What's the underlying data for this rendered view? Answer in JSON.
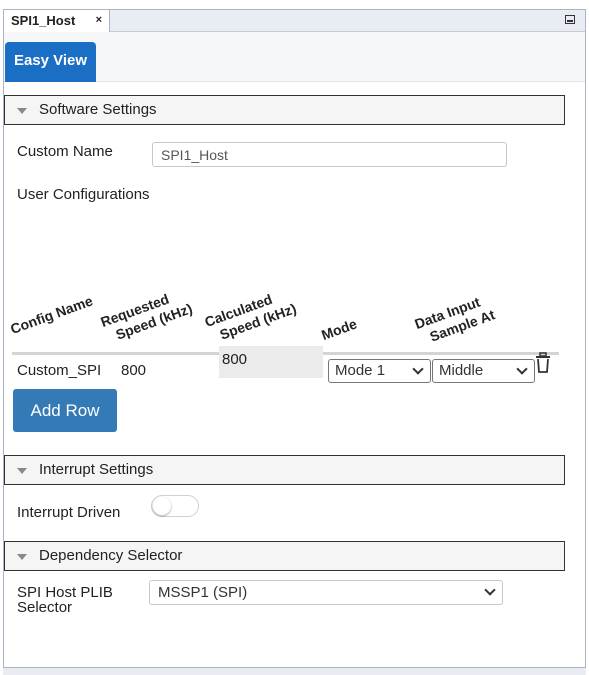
{
  "window": {
    "tab_title": "SPI1_Host",
    "tab_close": "×"
  },
  "tabs": {
    "easy_view": "Easy View"
  },
  "software_settings": {
    "header": "Software Settings",
    "custom_name_label": "Custom Name",
    "custom_name_value": "SPI1_Host",
    "user_configurations_label": "User Configurations",
    "columns": {
      "config_name": "Config Name",
      "requested_1": "Requested",
      "requested_2": "Speed (kHz)",
      "calculated_1": "Calculated",
      "calculated_2": "Speed (kHz)",
      "mode": "Mode",
      "data_input_1": "Data Input",
      "data_input_2": "Sample At"
    },
    "rows": [
      {
        "config_name": "Custom_SPI",
        "requested_speed": "800",
        "calculated_speed": "800",
        "mode": "Mode 1",
        "sample_at": "Middle"
      }
    ],
    "add_row": "Add Row"
  },
  "interrupt_settings": {
    "header": "Interrupt Settings",
    "interrupt_driven_label": "Interrupt Driven",
    "interrupt_driven_on": false
  },
  "dependency_selector": {
    "header": "Dependency Selector",
    "plib_label_1": "SPI Host PLIB",
    "plib_label_2": "Selector",
    "plib_value": "MSSP1 (SPI)"
  },
  "colors": {
    "accent": "#1a6fc4",
    "button": "#337ab7"
  },
  "icons": {
    "collapse": "triangle-down-icon",
    "delete": "trash-icon",
    "minimize": "minimize-icon"
  }
}
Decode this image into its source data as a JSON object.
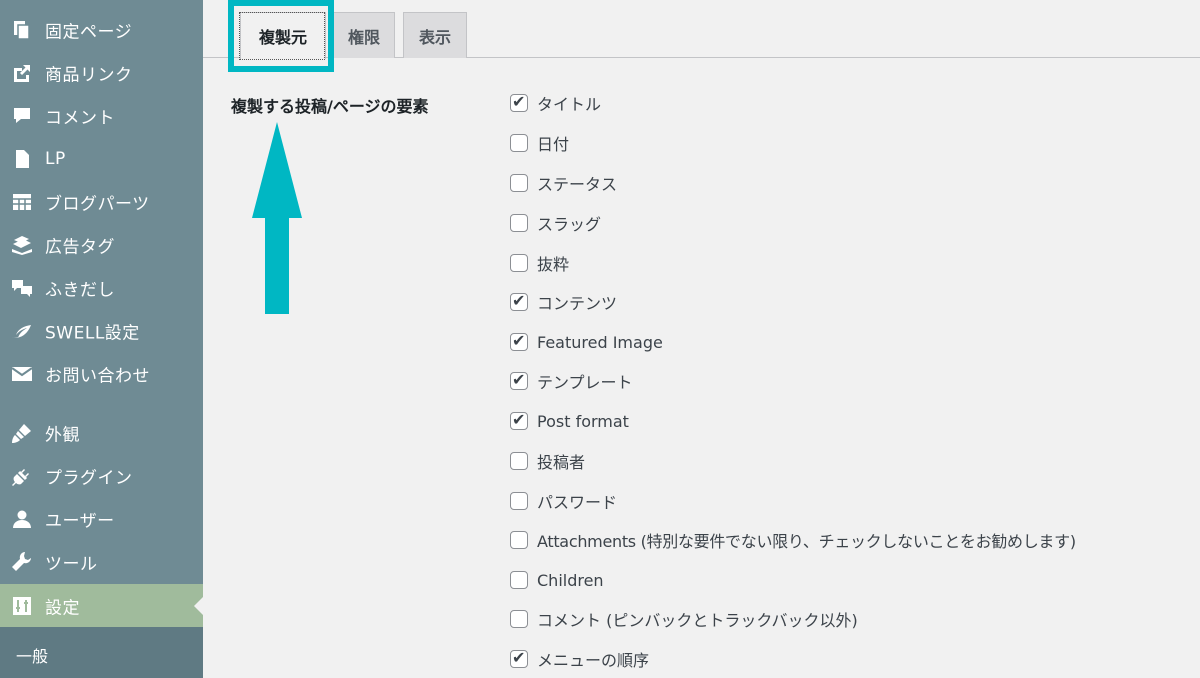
{
  "sidebar": {
    "items": [
      {
        "label": "固定ページ",
        "icon": "pages-icon"
      },
      {
        "label": "商品リンク",
        "icon": "share-link-icon"
      },
      {
        "label": "コメント",
        "icon": "comment-icon"
      },
      {
        "label": "LP",
        "icon": "document-icon"
      },
      {
        "label": "ブログパーツ",
        "icon": "grid-icon"
      },
      {
        "label": "広告タグ",
        "icon": "books-icon"
      },
      {
        "label": "ふきだし",
        "icon": "speech-bubbles-icon"
      },
      {
        "label": "SWELL設定",
        "icon": "swell-leaf-icon"
      },
      {
        "label": "お問い合わせ",
        "icon": "mail-icon"
      },
      {
        "label": "外観",
        "icon": "paintbrush-icon"
      },
      {
        "label": "プラグイン",
        "icon": "plug-icon"
      },
      {
        "label": "ユーザー",
        "icon": "user-icon"
      },
      {
        "label": "ツール",
        "icon": "wrench-icon"
      },
      {
        "label": "設定",
        "icon": "settings-sliders-icon"
      }
    ],
    "submenu": {
      "label": "一般"
    }
  },
  "tabs": [
    {
      "label": "複製元",
      "active": true
    },
    {
      "label": "権限",
      "active": false
    },
    {
      "label": "表示",
      "active": false
    }
  ],
  "form": {
    "field_label": "複製する投稿/ページの要素",
    "options": [
      {
        "label": "タイトル",
        "checked": true
      },
      {
        "label": "日付",
        "checked": false
      },
      {
        "label": "ステータス",
        "checked": false
      },
      {
        "label": "スラッグ",
        "checked": false
      },
      {
        "label": "抜粋",
        "checked": false
      },
      {
        "label": "コンテンツ",
        "checked": true
      },
      {
        "label": "Featured Image",
        "checked": true
      },
      {
        "label": "テンプレート",
        "checked": true
      },
      {
        "label": "Post format",
        "checked": true
      },
      {
        "label": "投稿者",
        "checked": false
      },
      {
        "label": "パスワード",
        "checked": false
      },
      {
        "label": "Attachments (特別な要件でない限り、チェックしないことをお勧めします)",
        "checked": false
      },
      {
        "label": "Children",
        "checked": false
      },
      {
        "label": "コメント (ピンバックとトラックバック以外)",
        "checked": false
      },
      {
        "label": "メニューの順序",
        "checked": true
      }
    ]
  },
  "colors": {
    "sidebar_bg": "#6f8b94",
    "sidebar_active_bg": "#a0bb9c",
    "highlight": "#00b7c3",
    "page_bg": "#f1f1f1"
  }
}
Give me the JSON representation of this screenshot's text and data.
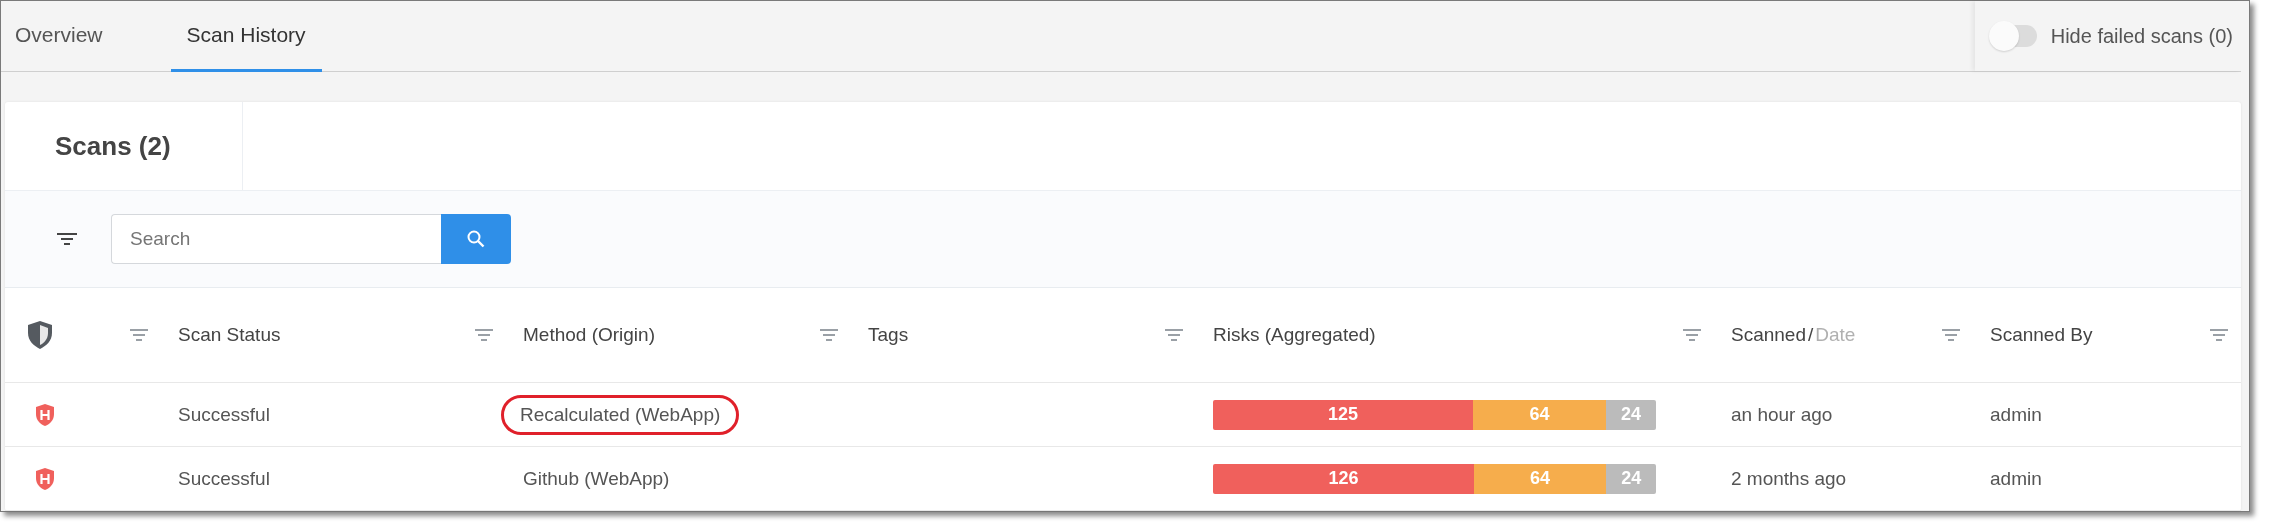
{
  "tabs": [
    {
      "label": "Overview",
      "selected": false
    },
    {
      "label": "Scan History",
      "selected": true
    }
  ],
  "hide_failed_toggle": {
    "label": "Hide failed scans (0)",
    "on": false
  },
  "card": {
    "title": "Scans (2)"
  },
  "search": {
    "placeholder": "Search"
  },
  "columns": [
    {
      "kind": "icon"
    },
    {
      "kind": "text",
      "label": "Scan Status"
    },
    {
      "kind": "text",
      "label": "Method (Origin)"
    },
    {
      "kind": "text",
      "label": "Tags"
    },
    {
      "kind": "text",
      "label": "Risks (Aggregated)"
    },
    {
      "kind": "split",
      "label": "Scanned",
      "separator": "/",
      "secondary": "Date"
    },
    {
      "kind": "text",
      "label": "Scanned By"
    }
  ],
  "rows": [
    {
      "status": "Successful",
      "method": "Recalculated (WebApp)",
      "circled": true,
      "risks": [
        {
          "value": "125",
          "color": "#f0605c"
        },
        {
          "value": "64",
          "color": "#f6ad4c"
        },
        {
          "value": "24",
          "color": "#bbbbbb"
        }
      ],
      "scanned": "an hour ago",
      "scanned_by": "admin"
    },
    {
      "status": "Successful",
      "method": "Github (WebApp)",
      "circled": false,
      "risks": [
        {
          "value": "126",
          "color": "#f0605c"
        },
        {
          "value": "64",
          "color": "#f6ad4c"
        },
        {
          "value": "24",
          "color": "#bbbbbb"
        }
      ],
      "scanned": "2 months ago",
      "scanned_by": "admin"
    }
  ]
}
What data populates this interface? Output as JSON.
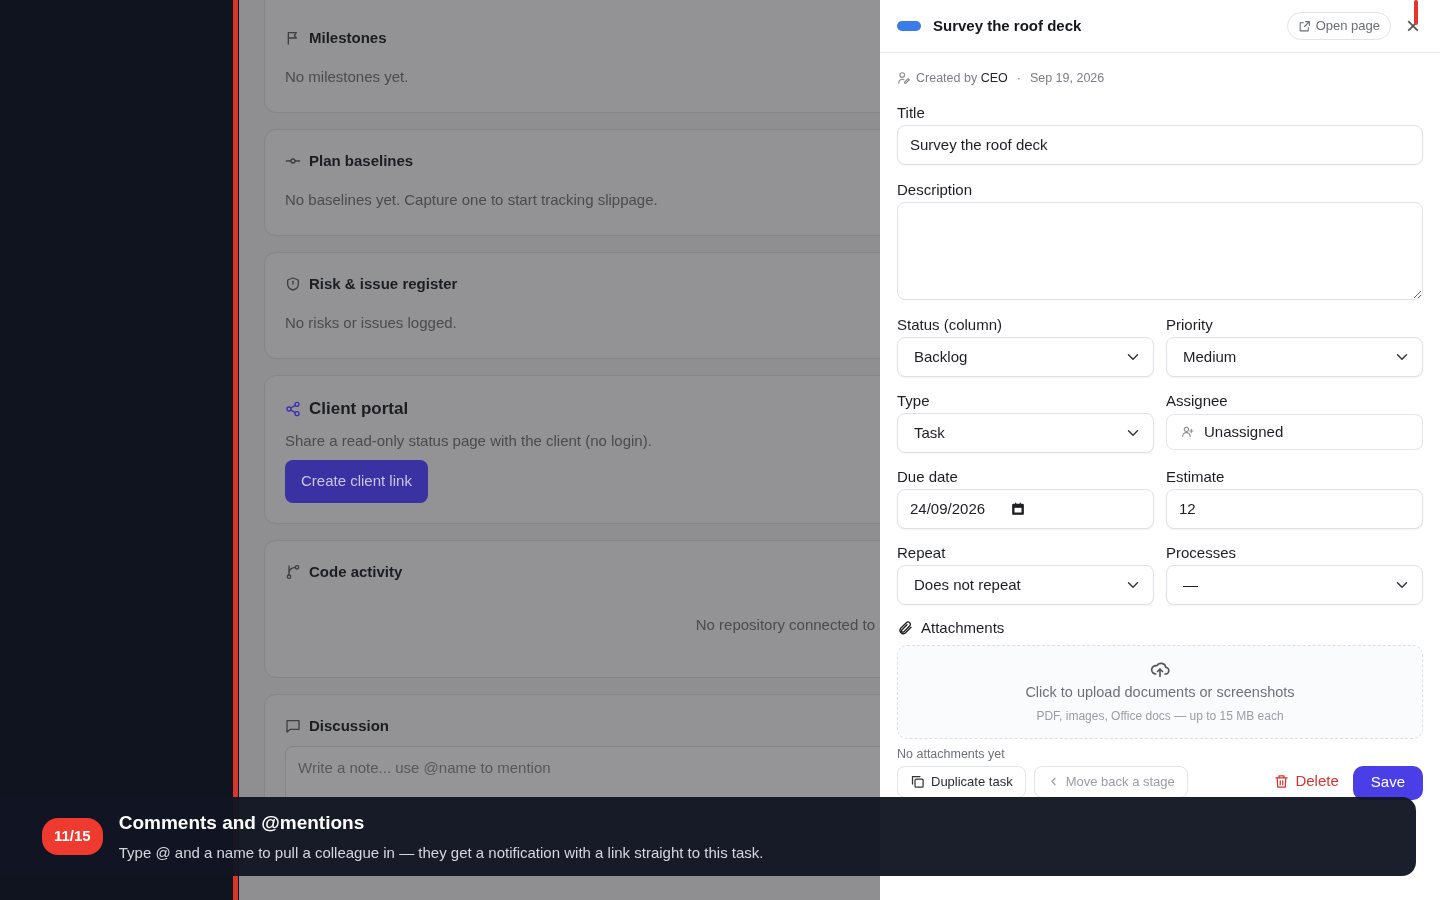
{
  "backdrop": {
    "cards": [
      {
        "kind": "note",
        "title": "Milestones",
        "text": "No milestones yet."
      },
      {
        "kind": "note",
        "title": "Plan baselines",
        "text": "No baselines yet. Capture one to start tracking slippage."
      },
      {
        "kind": "note",
        "title": "Risk & issue register",
        "text": "No risks or issues logged."
      },
      {
        "kind": "action",
        "title": "Client portal",
        "text": "Share a read-only status page with the client (no login).",
        "button": "Create client link"
      },
      {
        "kind": "empty",
        "title": "Code activity",
        "text": "No repository connected to"
      },
      {
        "kind": "comment",
        "title": "Discussion",
        "placeholder": "Write a note... use @name to mention"
      }
    ]
  },
  "panel": {
    "title": "Survey the roof deck",
    "open_page": "Open page",
    "close": "×",
    "meta": {
      "created_by_label": "Created by",
      "creator": "CEO",
      "separator": "·",
      "date": "Sep 19, 2026"
    },
    "title_field": {
      "label": "Title",
      "value": "Survey the roof deck"
    },
    "description_field": {
      "label": "Description"
    },
    "fields": [
      {
        "kind": "select",
        "label": "Status (column)",
        "value": "Backlog"
      },
      {
        "kind": "select",
        "label": "Priority",
        "value": "Medium"
      },
      {
        "kind": "select",
        "label": "Type",
        "value": "Task"
      },
      {
        "kind": "person",
        "label": "Assignee",
        "value": "Unassigned"
      },
      {
        "kind": "date",
        "label": "Due date",
        "value": "24/09/2026"
      },
      {
        "kind": "text",
        "label": "Estimate",
        "value": "12"
      },
      {
        "kind": "select",
        "label": "Repeat",
        "value": "Does not repeat"
      },
      {
        "kind": "select",
        "label": "Processes",
        "value": "—"
      }
    ],
    "attachments": {
      "label": "Attachments",
      "upload_text": "Click to upload documents or screenshots",
      "upload_hint": "PDF, images, Office docs — up to 15 MB each",
      "empty": "No attachments yet"
    },
    "actions": {
      "duplicate": "Duplicate task",
      "move_back": "Move back a stage",
      "delete": "Delete",
      "save": "Save"
    }
  },
  "tour": {
    "step": "11/15",
    "title": "Comments and @mentions",
    "text": "Type @ and a name to pull a colleague in — they get a notification with a link straight to this task."
  }
}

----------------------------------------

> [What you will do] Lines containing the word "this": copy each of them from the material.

> [Answer to the problem]
What's the underlying data for this rendered view? Answer in JSON.
Decode this image into its source data as a JSON object.
Give me the JSON representation of this screenshot's text and data.
What data populates this interface? Output as JSON.
    "text": "Type @ and a name to pull a colleague in — they get a notification with a link straight to this task."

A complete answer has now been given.